Last week I was challenged by my church family to think of a word that could be a theme for my life in 2016, have someone write it somewhere on my body and take a picture. A special kind of body art. (True story. I even have the picture to prove it!)
It didn’t take more than a split second for me to know the word that was about to be written on me. As 2015 came to a close, I read 2 Corinthians and discovered what I wanted to be the spiritual theme for 2016. I wanted to be poor, yet make many rich. I wanted to have nothing, and yet possess everything. Most of all, I wanted to be content and filled with joy while doing those things.
In 2016 I wanted to be a joyful servant of Christ living in the oxymorons of my faith.
And it seems like there are dozens of those oxymorons. Blessed are the poor. Blessed are those who mourn. Blessed are those who are persecuted because they are righteous. If you lose your life, you will find it. If you keep your life, you will lose it. The first shall be last. The last will be first.
Sometimes it seems to me faith is about believing what is obvious from a temporal standpoint isn’t true at all. I can quite clearly remember when I thought people who lived my current lifestyle were idiots. Actually, it didn’t take following Jesus in even 25% of the ways I currently am for me to think you were a fool. I thought people who fasted were a bit mentally addled. Now I am not sure I can follow without sacrifice. How can I possibly be taking up my cross and following if I am not in some way denying the sinful desires of my human nature?

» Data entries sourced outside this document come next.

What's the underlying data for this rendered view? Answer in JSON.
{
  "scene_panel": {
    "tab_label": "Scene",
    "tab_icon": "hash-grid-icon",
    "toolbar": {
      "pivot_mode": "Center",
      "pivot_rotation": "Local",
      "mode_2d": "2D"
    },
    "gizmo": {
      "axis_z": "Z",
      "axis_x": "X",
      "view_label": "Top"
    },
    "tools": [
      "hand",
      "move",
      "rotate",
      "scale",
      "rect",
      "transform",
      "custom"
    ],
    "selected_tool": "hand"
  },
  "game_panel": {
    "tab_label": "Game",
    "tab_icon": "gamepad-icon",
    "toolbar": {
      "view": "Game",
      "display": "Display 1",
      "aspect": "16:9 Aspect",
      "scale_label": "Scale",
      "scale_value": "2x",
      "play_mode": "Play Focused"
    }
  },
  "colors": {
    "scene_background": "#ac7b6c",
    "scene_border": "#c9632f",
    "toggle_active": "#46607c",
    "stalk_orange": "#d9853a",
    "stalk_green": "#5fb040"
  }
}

I remember the days when I tried to learn these truths by memorizing them. I thought if I somehow knew mentally who I was in Christ, then eventually I would learn it in my heart. Eventually I would believe these amazing things about who I was and what I possessed.
I am sure it is really good to know those things and a fabulous thing to know the Scriptures that say them, but I never did have them sink into my heart through knowing them in my head. Least ways I don’t think I have.
I think I have learned them by faith. When I began to take steps in my life that demonstrated I believed God, that is when I learned God was trustworthy.
I am thinking right now it might be a little bit like when the Israelites crossed the Jordan into the Promised Land. The priests could have waited all day on the shore, repeating over and over to themselves and each other how great their God was and how sure they were He could miraculously part the river so they could walk across on dry land. Or, they could just take a step forward, get their feet wet and watch their God do exactly what He said He would.
I am taking a Bible study in Romans right now, which prompted me to ask the question, “If I am righteous now (good and pure and just and right like God), then why don’t I make right choices?”
Because when I make wrong choices I am not believing what God says is true. I am not believing His definition of good and pure and holy. I am not believing what He says about the consequences of good and evil. I am not believing He and all His commands are good. I am not believing He is love.
I used to believe the oxymorons in my head. I explained to myself that they were true, but we just would never really be able to understand them or know how we were experiencing them. They made sense in some super complicated spiritually deep way, but were never going to be actually experienced on this earth.
As I have learned to trust Him and therefore follow Him and do what He says, I have learned He really is a good God. I have learned I really will be happy if I mourn – anyways sure is a whole lot better than stuffing my grief in and pretending it is not there! Also it is amazingly good to draw close to Him in my sorrow. As for the blessing for those who know they are spiritually poor? Well, there has never been a happy day when I was trying to control my life or my eternal destiny with my actions and hard work. Joy comes when I say, “God, it is all You because I can’t. You are the only way I will ever be made right!” Joy comes when I quit trying to find ways I am good enough and instead admit that without Him I am worthless.
I never knew God was good five years ago. I thought His guidelines for life were Him trying to prevent us from having a whole lot of fun. I thought He was holding out on us. Being selfish, controlling and judgmental.
As I began to take baby steps following Him, I began to experience the joy of experiencing His truth in my life. What always sounded like oxymorons that could never actually be experienced became parts of my story. When I read the passage in Corinthians, I smiled because I am poor, yet make many rich. I have never been temporally poorer. I have never been spiritually richer.
“Blessed are the poor in spirit for theirs is the Kingdom of heaven,” so said the Man who has made all my dreams come true.
I am so grateful to be a part of His kingdom. A kingdom where the “oxymorons” are not oxymorons, but pure and right and true. Where righteousness reigns and peace is eternal. A kingdom with a King who tolerates no injustice. Who loves His subjects so much, He was willing to die so they could live in His kingdom and He could fulfill all the desires of their heart. A kingdom where love, joy, peace, patience, kindness, goodness, faithfulness, gentleness and self control are found in eternal abundance; and where selfish, sinful, evil desires die.
And isn’t that sometimes the pain of it? That as those sinful desires die, I focus on the pain of my dying human nature instead of on His eternal goodness and the demonstration of His goodness in my life?
Oh, to be just like Him forever!
In what ways have you experienced the “oxymorons” of Scripture in your life? Are there any steps of faith you could take to deepen your experience of them?